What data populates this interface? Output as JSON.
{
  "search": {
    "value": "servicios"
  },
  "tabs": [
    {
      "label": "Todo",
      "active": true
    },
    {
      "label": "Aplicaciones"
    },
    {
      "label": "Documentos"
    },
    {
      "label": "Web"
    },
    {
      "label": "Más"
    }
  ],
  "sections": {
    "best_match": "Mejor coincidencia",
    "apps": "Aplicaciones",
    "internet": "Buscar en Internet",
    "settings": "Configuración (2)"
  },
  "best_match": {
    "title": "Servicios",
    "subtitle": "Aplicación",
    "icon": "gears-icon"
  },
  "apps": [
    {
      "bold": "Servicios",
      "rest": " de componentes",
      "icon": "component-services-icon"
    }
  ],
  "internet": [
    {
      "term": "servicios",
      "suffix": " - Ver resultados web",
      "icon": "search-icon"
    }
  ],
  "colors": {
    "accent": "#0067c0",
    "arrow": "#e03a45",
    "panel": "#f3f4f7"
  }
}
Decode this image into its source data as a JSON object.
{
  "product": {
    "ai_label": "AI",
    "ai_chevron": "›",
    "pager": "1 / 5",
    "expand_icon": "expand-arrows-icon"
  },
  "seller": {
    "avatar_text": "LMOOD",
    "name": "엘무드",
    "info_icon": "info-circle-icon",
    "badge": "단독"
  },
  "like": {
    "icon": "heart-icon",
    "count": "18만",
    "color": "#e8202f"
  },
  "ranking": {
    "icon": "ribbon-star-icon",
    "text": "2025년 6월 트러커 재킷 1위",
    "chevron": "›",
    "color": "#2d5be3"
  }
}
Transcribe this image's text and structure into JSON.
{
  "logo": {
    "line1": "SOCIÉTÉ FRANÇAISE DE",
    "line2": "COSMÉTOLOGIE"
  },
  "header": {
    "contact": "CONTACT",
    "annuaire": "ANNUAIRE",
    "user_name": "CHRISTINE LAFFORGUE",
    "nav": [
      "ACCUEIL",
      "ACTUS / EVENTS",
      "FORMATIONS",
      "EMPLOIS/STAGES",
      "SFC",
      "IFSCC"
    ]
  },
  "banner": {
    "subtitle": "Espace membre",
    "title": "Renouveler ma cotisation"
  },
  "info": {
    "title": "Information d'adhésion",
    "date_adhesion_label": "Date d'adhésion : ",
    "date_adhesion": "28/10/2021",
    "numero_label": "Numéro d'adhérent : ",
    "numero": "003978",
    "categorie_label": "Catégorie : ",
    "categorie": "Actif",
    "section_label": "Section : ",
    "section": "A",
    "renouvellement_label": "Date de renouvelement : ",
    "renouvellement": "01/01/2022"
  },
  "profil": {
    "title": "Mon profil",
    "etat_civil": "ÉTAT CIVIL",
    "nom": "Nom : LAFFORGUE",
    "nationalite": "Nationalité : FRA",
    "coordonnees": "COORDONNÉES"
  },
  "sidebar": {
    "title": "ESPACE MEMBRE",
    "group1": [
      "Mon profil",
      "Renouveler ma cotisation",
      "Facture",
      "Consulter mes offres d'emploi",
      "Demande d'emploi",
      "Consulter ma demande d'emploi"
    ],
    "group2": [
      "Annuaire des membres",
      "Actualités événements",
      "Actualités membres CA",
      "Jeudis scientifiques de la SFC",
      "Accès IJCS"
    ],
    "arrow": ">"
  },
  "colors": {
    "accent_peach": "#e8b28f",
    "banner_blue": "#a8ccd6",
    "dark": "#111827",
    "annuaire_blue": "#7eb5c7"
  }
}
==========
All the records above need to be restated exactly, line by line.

ANSWER BELOW:
What data populates this interface? Output as JSON.
{
  "search": {
    "value": "servicios"
  },
  "tabs": [
    {
      "label": "Todo",
      "active": true
    },
    {
      "label": "Aplicaciones"
    },
    {
      "label": "Documentos"
    },
    {
      "label": "Web"
    },
    {
      "label": "Más"
    }
  ],
  "sections": {
    "best_match": "Mejor coincidencia",
    "apps": "Aplicaciones",
    "internet": "Buscar en Internet",
    "settings": "Configuración (2)"
  },
  "best_match": {
    "title": "Servicios",
    "subtitle": "Aplicación",
    "icon": "gears-icon"
  },
  "apps": [
    {
      "bold": "Servicios",
      "rest": " de componentes",
      "icon": "component-services-icon"
    }
  ],
  "internet": [
    {
      "term": "servicios",
      "suffix": " - Ver resultados web",
      "icon": "search-icon"
    }
  ],
  "colors": {
    "accent": "#0067c0",
    "arrow": "#e03a45",
    "panel": "#f3f4f7"
  }
}
Decode this image into its source data as a JSON object.
{
  "product": {
    "ai_label": "AI",
    "ai_chevron": "›",
    "pager": "1 / 5",
    "expand_icon": "expand-arrows-icon"
  },
  "seller": {
    "avatar_text": "LMOOD",
    "name": "엘무드",
    "info_icon": "info-circle-icon",
    "badge": "단독"
  },
  "like": {
    "icon": "heart-icon",
    "count": "18만",
    "color": "#e8202f"
  },
  "ranking": {
    "icon": "ribbon-star-icon",
    "text": "2025년 6월 트러커 재킷 1위",
    "chevron": "›",
    "color": "#2d5be3"
  }
}
Transcribe this image's text and structure into JSON.
{
  "logo": {
    "line1": "SOCIÉTÉ FRANÇAISE DE",
    "line2": "COSMÉTOLOGIE"
  },
  "header": {
    "contact": "CONTACT",
    "annuaire": "ANNUAIRE",
    "user_name": "CHRISTINE LAFFORGUE",
    "nav": [
      "ACCUEIL",
      "ACTUS / EVENTS",
      "FORMATIONS",
      "EMPLOIS/STAGES",
      "SFC",
      "IFSCC"
    ]
  },
  "banner": {
    "subtitle": "Espace membre",
    "title": "Renouveler ma cotisation"
  },
  "info": {
    "title": "Information d'adhésion",
    "date_adhesion_label": "Date d'adhésion : ",
    "date_adhesion": "28/10/2021",
    "numero_label": "Numéro d'adhérent : ",
    "numero": "003978",
    "categorie_label": "Catégorie : ",
    "categorie": "Actif",
    "section_label": "Section : ",
    "section": "A",
    "renouvellement_label": "Date de renouvelement : ",
    "renouvellement": "01/01/2022"
  },
  "profil": {
    "title": "Mon profil",
    "etat_civil": "ÉTAT CIVIL",
    "nom": "Nom : LAFFORGUE",
    "nationalite": "Nationalité : FRA",
    "coordonnees": "COORDONNÉES"
  },
  "sidebar": {
    "title": "ESPACE MEMBRE",
    "group1": [
      "Mon profil",
      "Renouveler ma cotisation",
      "Facture",
      "Consulter mes offres d'emploi",
      "Demande d'emploi",
      "Consulter ma demande d'emploi"
    ],
    "group2": [
      "Annuaire des membres",
      "Actualités événements",
      "Actualités membres CA",
      "Jeudis scientifiques de la SFC",
      "Accès IJCS"
    ],
    "arrow": ">"
  },
  "colors": {
    "accent_peach": "#e8b28f",
    "banner_blue": "#a8ccd6",
    "dark": "#111827",
    "annuaire_blue": "#7eb5c7"
  }
}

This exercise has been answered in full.